  • 27. Require a Retainer? 8% Yes 29% No 63% Sometimes $1,628 = Minimum required
  • 28. Bill for Overhead? 59% Only for cost of expenses 24% No charge for overhead 7% Flat % of project for overhead 10% Overhead and mark up expenses
  • 29. Who Are the Clients? (Averages) 20% Small corporations 17% Not-for-profit organizations 14% Large corporations 9% PR firms, ad agencies, other solos 9% Family owned businesses 7% Individuals (7%/0%) 6% Associations 4% Government agencies
  • 30. Who Hires Them? 58% Head of the organization 23% Senior communicator 16% Department head 3% A member of management team 40% said the organizations had internal staffs
  • 31. Farrar Public Relations, Inc. Lessons Learned•I n s u c c e s s f u l s o l o p r a c t i c e f o r 1 3 y e a r s•I n c o r p o r a t e d t o p r o t e c t p e r s o n a l a s s e t s•L o n g t e r m r e t a i n e r s c r e a t e a s t a b l e b a s e i n c o m e•P r o j e c t w o r k a l o n e t e n d s t o b e m o r e u n s t a b l e•D o n ’ t b e a f r a i d t o c h a r g e w h a t y o u ’ r e w o r t h•Y o u m u s t b e g o o d a t b u s i n e s s d e v e l o p m e n t a n d P R•D o n ’ t p u t a l l y o u r e g g s i n o n e b a s k e t - m u l t i p l e c l i e n t s•S u b c o n t r a c t o r s f o r g r a p h i c d e s i g n o n l y•N o n i c h e f o r m e : )•I u s e Q u i c k B o o k s a n d a c c o u n t a n t c o m e s o n c e / q u a r t e r•B i l l i n g i s n e c e s s a r y , b u t c o l l e c t i n g i s i m p e r a t i v e

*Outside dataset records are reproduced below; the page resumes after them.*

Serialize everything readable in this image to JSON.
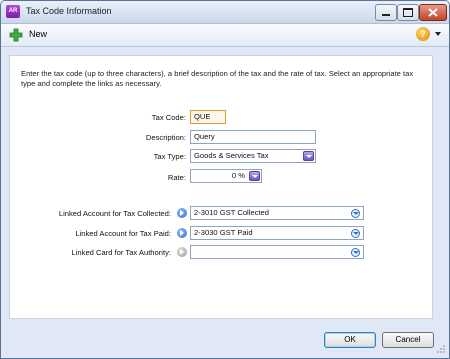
{
  "window": {
    "title": "Tax Code Information",
    "app_icon_text": "AR"
  },
  "toolbar": {
    "new_label": "New",
    "help_icon_text": "?"
  },
  "form": {
    "instructions": "Enter the tax code (up to three characters), a brief description of the tax and the rate of tax. Select an appropriate tax type and complete the links as necessary.",
    "tax_code": {
      "label": "Tax Code:",
      "value": "QUE"
    },
    "description": {
      "label": "Description:",
      "value": "Query"
    },
    "tax_type": {
      "label": "Tax Type:",
      "value": "Goods & Services Tax"
    },
    "rate": {
      "label": "Rate:",
      "value": "0 %"
    },
    "linked_collected": {
      "label": "Linked Account for Tax Collected:",
      "value": "2-3010 GST Collected"
    },
    "linked_paid": {
      "label": "Linked Account for Tax Paid:",
      "value": "2-3030 GST Paid"
    },
    "linked_card": {
      "label": "Linked Card for Tax Authority:",
      "value": ""
    }
  },
  "buttons": {
    "ok": "OK",
    "cancel": "Cancel"
  },
  "colors": {
    "accent": "#2b6ad3",
    "code_field_border": "#e39b3a",
    "combo_button": "#6f55c2"
  }
}
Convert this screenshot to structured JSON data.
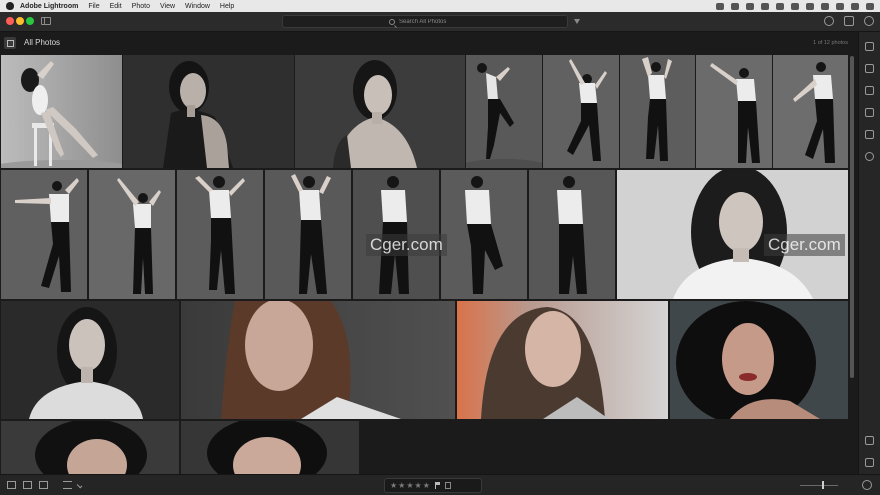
{
  "menubar": {
    "app": "Adobe Lightroom",
    "items": [
      "File",
      "Edit",
      "Photo",
      "View",
      "Window",
      "Help"
    ]
  },
  "toolbar": {
    "search_placeholder": "Search All Photos"
  },
  "header": {
    "title": "All Photos",
    "count": "1 of 12 photos"
  },
  "watermarks": [
    "Cger.com",
    "Cger.com"
  ],
  "rating": {
    "stars": [
      "★",
      "★",
      "★",
      "★",
      "★"
    ]
  },
  "colors": {
    "background": "#1b1b1b",
    "toolbar": "#2b2b2b",
    "selection": "#d9d9d9"
  }
}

  • 32. Flying SoloNancy Farrar, Farrar Public Relations nancyfarrar@att.net Margaret Ritsch, APR, Perception margaret@prperception.com Linda Jacobson, APR, Que PR ljacobson@quepr.com Jim Haynes, APR, PRSA Fellow, Jim Haynes Consulting jhaynes1102@sbcglobal.net